We left Preston Brooks’ gutta-percha cane just as it came down on Charles Sumner’s skull. Outside the Senate chamber, Henry Edmundson had just parted company with Senator Johnson. They learned their discussion of violence on the floor had turned from theoretical to practical when they “heard a noise in the Senate chamber, with exclamations of “Oh! oh!” Edmundson didn’t see the first blow land; I’ve yet to find a witness aside Sumner and Brooks who did.
Victim and perpetrator agree that Brooks struck while still speaking. According to Brooks,
As I uttered the word punish Mr. Sumner offered to rise and when about half erect I struck him a slight blow with the smaller end of my cane. He then rose fully erect and endeavoured to make a battle. I was then compelled to strike him harder than I had intended. About the fifth blow he ceased to resist and I moderated my blows. I continued to strike Mr. S. until he fell when I ceased. I did not strike Mr. Sumner after he had fallen.
Brooks also informed the House that he struck with a light, hollow cane. It “had a thin gold head and was not loaded or even heavy. Mr. Sumner was never struck with the larger end of the Cane.” To hear Brooks tell the story, he meant to deliver a humiliating strike but not a dangerous one. He aimed to shame Sumner in public, not do any lasting damage to his person. When Sumner rose up plans changed, probably conscious of the fact that he related to his brother in a later letter that “Sumner is a very powerful man and weighs 30 pounds more than myself.”
Since Brooks wrote his letter in private, if also with the benefit of hindsight, he confessed then that
I struck him with my cane and gave him about 30 first rate stripes with a gutta percha cane which had been given me a few months before by a friend from N. Carolina named Vick. Every lick went where I intended. For about the first five of six licks he offered to make fight but I plied him so rapidly that he did not touch me. Towards the last he bellowed like a calf.
Brooks may have dressed up a panic in the moment.
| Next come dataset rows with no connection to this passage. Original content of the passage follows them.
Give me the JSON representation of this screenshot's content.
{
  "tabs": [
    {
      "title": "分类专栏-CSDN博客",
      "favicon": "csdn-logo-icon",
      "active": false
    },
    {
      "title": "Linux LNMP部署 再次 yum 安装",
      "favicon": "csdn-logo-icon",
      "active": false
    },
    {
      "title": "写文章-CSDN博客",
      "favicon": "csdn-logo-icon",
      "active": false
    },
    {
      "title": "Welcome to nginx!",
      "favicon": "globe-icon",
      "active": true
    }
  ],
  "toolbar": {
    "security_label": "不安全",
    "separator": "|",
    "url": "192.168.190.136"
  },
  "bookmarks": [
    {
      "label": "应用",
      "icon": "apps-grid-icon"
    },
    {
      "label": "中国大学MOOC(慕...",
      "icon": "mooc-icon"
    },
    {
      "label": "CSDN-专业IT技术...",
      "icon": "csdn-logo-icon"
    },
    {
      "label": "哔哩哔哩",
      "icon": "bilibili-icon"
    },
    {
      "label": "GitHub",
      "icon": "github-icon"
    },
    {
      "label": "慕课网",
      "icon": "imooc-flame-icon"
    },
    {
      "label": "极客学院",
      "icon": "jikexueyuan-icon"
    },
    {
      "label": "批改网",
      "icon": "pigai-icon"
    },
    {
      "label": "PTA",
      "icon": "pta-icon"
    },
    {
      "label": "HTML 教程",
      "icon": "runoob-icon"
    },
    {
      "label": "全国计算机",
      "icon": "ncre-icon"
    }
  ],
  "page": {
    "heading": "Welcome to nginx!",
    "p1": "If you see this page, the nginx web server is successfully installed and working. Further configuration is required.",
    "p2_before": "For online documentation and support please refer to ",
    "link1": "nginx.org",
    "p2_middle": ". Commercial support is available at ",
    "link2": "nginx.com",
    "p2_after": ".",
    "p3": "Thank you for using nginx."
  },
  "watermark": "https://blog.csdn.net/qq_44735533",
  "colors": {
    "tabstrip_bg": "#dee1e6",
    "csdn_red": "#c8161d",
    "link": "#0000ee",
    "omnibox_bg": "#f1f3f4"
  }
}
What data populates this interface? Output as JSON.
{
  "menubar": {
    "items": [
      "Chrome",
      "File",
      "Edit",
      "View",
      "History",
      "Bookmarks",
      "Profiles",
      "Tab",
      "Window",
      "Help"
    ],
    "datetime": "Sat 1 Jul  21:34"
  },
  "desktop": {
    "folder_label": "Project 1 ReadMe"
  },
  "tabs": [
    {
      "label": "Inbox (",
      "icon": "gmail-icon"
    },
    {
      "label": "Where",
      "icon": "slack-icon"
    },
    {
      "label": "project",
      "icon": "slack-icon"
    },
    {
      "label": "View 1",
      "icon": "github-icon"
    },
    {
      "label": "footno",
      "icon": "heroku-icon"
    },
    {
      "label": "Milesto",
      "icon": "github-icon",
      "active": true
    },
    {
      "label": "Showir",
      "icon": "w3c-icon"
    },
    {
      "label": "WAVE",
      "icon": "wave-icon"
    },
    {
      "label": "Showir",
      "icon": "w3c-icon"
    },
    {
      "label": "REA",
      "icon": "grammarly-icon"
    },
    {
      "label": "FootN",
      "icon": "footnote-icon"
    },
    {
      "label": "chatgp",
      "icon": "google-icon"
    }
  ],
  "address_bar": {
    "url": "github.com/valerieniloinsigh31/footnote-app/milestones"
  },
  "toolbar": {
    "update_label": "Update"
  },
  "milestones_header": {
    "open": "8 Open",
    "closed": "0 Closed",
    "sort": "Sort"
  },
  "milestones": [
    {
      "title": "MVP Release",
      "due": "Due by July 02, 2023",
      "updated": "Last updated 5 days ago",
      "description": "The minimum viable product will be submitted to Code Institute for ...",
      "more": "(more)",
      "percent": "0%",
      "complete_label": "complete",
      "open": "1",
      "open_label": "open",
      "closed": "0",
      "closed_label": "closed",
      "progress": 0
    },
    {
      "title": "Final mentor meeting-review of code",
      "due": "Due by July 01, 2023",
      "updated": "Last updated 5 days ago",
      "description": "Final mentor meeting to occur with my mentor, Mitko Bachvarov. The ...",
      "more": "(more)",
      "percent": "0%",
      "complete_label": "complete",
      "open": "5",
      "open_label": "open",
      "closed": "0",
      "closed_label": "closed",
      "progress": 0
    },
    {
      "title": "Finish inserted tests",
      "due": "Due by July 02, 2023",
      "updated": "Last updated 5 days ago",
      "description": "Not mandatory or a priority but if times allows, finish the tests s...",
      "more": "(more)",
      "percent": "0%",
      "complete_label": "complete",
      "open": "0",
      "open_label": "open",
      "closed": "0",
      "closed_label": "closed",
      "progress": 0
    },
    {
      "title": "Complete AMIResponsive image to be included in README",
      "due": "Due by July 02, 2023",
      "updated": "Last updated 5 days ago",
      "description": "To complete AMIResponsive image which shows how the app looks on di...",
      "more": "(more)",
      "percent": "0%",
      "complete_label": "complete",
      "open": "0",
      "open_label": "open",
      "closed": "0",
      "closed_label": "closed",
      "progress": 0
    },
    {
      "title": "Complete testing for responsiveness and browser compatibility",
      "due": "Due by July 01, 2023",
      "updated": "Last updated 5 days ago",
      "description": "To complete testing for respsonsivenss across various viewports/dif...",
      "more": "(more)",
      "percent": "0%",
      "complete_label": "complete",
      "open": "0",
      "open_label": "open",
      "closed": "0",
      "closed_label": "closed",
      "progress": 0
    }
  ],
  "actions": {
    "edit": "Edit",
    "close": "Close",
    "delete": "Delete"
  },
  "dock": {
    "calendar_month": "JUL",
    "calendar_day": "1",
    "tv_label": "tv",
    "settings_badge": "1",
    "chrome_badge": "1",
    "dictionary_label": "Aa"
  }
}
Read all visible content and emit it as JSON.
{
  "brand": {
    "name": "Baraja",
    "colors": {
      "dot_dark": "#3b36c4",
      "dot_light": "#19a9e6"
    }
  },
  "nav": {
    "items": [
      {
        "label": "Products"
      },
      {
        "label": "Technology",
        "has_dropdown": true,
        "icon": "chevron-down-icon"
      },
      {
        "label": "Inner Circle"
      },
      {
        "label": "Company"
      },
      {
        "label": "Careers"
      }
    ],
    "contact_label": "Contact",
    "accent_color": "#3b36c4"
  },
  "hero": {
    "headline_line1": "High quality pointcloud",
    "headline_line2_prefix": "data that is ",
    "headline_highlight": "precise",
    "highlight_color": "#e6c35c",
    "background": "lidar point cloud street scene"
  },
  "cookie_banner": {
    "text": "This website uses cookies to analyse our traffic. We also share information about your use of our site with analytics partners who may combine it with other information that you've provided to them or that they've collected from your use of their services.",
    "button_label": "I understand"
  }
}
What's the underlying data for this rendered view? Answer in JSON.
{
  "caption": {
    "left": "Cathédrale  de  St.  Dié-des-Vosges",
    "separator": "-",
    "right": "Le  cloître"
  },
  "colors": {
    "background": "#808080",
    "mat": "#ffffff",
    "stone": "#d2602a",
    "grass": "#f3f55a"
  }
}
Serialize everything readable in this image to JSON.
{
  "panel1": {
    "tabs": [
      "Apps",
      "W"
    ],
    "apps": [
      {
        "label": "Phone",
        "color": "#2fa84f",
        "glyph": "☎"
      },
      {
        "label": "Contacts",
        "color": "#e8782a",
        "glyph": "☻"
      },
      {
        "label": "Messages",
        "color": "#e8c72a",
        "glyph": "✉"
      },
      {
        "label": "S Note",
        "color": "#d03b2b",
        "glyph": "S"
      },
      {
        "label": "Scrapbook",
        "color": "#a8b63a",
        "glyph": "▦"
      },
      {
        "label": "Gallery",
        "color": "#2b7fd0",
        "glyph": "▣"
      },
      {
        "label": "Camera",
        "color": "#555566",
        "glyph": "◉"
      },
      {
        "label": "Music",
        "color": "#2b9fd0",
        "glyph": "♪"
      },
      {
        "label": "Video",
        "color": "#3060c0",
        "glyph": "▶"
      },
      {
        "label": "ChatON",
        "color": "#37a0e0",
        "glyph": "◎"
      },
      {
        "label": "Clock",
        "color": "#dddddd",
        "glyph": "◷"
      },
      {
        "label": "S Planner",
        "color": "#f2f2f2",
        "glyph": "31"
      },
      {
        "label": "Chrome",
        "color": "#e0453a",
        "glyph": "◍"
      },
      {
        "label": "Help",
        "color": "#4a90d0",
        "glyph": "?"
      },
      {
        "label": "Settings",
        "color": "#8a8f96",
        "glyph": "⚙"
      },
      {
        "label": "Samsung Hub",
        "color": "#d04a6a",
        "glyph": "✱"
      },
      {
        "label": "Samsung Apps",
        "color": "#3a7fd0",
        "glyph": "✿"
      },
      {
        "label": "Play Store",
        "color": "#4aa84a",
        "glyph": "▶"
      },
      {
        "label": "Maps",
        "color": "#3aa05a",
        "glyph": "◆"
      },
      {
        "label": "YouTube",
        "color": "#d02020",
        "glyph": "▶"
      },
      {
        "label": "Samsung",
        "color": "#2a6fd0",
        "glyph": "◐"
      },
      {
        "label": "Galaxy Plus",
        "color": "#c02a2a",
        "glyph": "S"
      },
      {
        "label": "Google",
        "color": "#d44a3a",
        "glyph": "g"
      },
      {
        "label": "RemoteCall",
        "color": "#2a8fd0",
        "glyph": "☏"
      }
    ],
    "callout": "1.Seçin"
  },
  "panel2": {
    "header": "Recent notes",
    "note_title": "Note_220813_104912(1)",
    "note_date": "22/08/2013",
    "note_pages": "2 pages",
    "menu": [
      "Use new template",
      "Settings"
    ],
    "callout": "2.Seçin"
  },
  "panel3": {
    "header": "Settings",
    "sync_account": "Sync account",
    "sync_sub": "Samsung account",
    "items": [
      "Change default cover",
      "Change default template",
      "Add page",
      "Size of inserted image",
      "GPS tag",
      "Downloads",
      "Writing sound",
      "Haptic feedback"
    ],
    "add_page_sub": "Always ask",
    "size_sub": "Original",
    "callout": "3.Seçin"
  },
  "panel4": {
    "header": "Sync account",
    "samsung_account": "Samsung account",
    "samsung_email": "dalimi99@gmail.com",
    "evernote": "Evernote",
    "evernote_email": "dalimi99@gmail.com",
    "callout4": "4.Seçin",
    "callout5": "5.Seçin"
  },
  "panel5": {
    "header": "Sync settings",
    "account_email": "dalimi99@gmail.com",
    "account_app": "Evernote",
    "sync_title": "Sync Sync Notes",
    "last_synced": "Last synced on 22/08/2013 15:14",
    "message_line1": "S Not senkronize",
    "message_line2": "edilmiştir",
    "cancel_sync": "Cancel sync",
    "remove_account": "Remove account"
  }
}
When Sumner, a large man, looked set to fight back that had to change his calculations. A quick strike may have turned in his mind into a desperate battle. But Brooks had resented Sumner’s speech for the whole week and his rage and frustration show through in Henry Edmundson’s testimony. He most probably told his brother closer to the truth of his intentions than he did the House of Representatives, which he could hardly miss had a hostile majority. From them, he might want leniency. The “affectionate brother” writing to his “dear Ham” had no reason to seek pardon.
Sumner, who felt the first blow, did not consider it a love tap, a gesture, or anything but a serious attack. He can’t have known Brooks’ mind any more than we can, but the cane collided with his skull for those thirty “first rate stripes.” He knew better than anybody how hard they landed. The first struck him blind:
I no longer saw my assailant nor any person or object in the room.